### Goal of the exercise
Go through the lines below and copy any that hold the string "dados".

### Interface dataset entries

━━━━━━

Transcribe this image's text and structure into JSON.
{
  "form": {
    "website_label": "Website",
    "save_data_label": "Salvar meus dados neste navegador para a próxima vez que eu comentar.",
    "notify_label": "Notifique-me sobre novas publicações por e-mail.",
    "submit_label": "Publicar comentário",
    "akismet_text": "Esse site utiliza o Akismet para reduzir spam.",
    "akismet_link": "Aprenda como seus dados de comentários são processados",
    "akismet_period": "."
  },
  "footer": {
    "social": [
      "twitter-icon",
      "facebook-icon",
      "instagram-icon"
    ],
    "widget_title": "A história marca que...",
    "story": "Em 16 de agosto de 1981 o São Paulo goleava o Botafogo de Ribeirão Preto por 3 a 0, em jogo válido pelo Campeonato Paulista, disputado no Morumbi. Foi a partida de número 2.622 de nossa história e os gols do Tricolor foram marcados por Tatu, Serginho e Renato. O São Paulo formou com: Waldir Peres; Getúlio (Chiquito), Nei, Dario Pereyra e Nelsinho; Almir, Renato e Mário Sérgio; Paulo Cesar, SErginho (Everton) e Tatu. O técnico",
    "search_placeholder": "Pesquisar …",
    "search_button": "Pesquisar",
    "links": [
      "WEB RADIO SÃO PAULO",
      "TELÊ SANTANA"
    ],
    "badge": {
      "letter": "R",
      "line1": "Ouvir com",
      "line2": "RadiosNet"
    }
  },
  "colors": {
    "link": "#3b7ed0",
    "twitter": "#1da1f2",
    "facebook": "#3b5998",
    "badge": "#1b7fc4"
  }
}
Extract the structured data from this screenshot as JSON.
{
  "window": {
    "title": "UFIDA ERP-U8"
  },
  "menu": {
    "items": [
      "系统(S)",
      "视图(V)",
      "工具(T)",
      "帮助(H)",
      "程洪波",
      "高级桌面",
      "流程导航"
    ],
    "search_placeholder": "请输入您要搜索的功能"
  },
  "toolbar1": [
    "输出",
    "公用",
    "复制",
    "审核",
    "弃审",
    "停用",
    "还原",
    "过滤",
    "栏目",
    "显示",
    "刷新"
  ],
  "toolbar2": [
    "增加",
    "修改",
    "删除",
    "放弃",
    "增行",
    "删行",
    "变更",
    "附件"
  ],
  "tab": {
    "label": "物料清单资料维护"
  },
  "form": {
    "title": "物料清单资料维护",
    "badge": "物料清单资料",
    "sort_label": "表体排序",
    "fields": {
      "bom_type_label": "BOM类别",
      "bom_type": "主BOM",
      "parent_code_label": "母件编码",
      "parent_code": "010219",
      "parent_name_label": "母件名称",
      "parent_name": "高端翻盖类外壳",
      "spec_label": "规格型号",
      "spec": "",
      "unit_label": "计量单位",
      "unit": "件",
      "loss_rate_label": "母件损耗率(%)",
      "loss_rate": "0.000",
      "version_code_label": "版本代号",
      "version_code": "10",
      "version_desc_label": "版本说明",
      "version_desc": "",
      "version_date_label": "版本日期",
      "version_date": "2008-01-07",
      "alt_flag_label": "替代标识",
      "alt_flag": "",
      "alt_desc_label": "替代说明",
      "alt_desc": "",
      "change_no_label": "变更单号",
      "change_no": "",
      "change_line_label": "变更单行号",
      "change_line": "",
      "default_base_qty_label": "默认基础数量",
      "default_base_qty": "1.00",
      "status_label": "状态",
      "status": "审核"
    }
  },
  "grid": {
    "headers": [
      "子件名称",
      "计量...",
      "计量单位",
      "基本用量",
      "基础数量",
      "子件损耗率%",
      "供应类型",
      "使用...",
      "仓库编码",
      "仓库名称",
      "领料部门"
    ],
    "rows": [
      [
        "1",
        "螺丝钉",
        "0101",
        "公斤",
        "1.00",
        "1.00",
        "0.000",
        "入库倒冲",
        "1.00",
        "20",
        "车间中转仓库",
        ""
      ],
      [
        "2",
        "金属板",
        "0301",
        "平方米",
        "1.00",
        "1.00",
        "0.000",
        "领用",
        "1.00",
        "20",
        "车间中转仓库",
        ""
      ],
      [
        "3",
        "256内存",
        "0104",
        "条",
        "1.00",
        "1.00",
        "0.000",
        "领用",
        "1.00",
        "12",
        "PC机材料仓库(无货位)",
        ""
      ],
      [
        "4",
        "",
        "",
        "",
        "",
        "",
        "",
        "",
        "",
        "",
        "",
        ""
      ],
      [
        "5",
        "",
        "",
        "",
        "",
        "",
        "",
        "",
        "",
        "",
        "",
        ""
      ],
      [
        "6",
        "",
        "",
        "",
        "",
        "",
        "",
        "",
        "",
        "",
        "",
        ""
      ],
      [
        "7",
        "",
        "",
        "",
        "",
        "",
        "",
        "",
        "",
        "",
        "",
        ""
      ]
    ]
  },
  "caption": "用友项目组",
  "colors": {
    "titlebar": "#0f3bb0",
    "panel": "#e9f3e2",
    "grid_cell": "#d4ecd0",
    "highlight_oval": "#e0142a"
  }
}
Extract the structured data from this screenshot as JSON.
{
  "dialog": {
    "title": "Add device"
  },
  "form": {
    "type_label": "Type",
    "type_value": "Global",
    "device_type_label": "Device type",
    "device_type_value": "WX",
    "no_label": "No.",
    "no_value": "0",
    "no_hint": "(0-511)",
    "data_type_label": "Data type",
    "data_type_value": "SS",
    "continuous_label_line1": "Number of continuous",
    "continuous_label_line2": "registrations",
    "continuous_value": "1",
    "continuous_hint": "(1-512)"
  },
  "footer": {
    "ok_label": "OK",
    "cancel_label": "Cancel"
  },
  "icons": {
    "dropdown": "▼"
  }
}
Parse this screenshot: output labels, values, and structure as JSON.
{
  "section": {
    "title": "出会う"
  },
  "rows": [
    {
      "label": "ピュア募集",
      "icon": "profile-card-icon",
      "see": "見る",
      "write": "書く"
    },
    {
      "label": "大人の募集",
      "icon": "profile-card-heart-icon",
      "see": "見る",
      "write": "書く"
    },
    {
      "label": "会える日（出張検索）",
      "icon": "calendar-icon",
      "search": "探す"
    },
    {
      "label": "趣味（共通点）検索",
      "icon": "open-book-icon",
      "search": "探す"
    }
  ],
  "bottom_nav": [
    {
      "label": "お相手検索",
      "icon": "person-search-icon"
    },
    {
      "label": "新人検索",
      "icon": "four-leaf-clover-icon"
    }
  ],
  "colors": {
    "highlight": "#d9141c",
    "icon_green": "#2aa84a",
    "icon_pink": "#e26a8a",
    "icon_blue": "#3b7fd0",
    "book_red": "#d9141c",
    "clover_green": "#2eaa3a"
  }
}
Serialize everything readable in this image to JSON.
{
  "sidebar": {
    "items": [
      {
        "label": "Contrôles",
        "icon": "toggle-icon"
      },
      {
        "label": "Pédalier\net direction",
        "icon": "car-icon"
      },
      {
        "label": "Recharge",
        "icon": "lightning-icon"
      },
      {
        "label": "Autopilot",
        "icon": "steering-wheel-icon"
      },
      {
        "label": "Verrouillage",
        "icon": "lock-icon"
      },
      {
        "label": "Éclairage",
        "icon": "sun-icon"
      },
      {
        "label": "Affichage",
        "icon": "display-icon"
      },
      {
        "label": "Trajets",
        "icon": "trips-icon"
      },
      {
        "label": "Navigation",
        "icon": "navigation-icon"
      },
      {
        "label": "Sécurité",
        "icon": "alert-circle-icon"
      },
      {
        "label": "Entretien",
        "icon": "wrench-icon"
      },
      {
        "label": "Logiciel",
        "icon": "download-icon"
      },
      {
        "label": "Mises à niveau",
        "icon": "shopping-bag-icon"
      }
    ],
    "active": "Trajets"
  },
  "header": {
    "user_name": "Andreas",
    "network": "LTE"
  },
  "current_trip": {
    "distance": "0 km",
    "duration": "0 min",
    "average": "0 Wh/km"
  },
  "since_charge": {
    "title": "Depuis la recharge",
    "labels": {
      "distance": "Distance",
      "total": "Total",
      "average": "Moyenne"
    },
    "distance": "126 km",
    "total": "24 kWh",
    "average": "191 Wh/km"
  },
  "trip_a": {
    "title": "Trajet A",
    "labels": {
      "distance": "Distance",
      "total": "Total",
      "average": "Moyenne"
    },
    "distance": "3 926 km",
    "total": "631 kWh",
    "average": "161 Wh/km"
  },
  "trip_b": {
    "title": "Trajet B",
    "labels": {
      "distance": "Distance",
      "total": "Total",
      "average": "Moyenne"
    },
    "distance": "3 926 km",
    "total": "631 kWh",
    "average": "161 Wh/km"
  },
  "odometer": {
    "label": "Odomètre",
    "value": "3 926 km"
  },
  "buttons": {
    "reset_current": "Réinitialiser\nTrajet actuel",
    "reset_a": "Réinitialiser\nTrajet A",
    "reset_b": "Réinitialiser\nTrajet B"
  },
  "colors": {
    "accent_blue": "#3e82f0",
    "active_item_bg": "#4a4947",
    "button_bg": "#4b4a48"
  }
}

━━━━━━

### Solution to the problem
    "save_data_label": "Salvar meus dados neste navegador para a próxima vez que eu comentar.",
    "akismet_link": "Aprenda como seus dados de comentários são processados",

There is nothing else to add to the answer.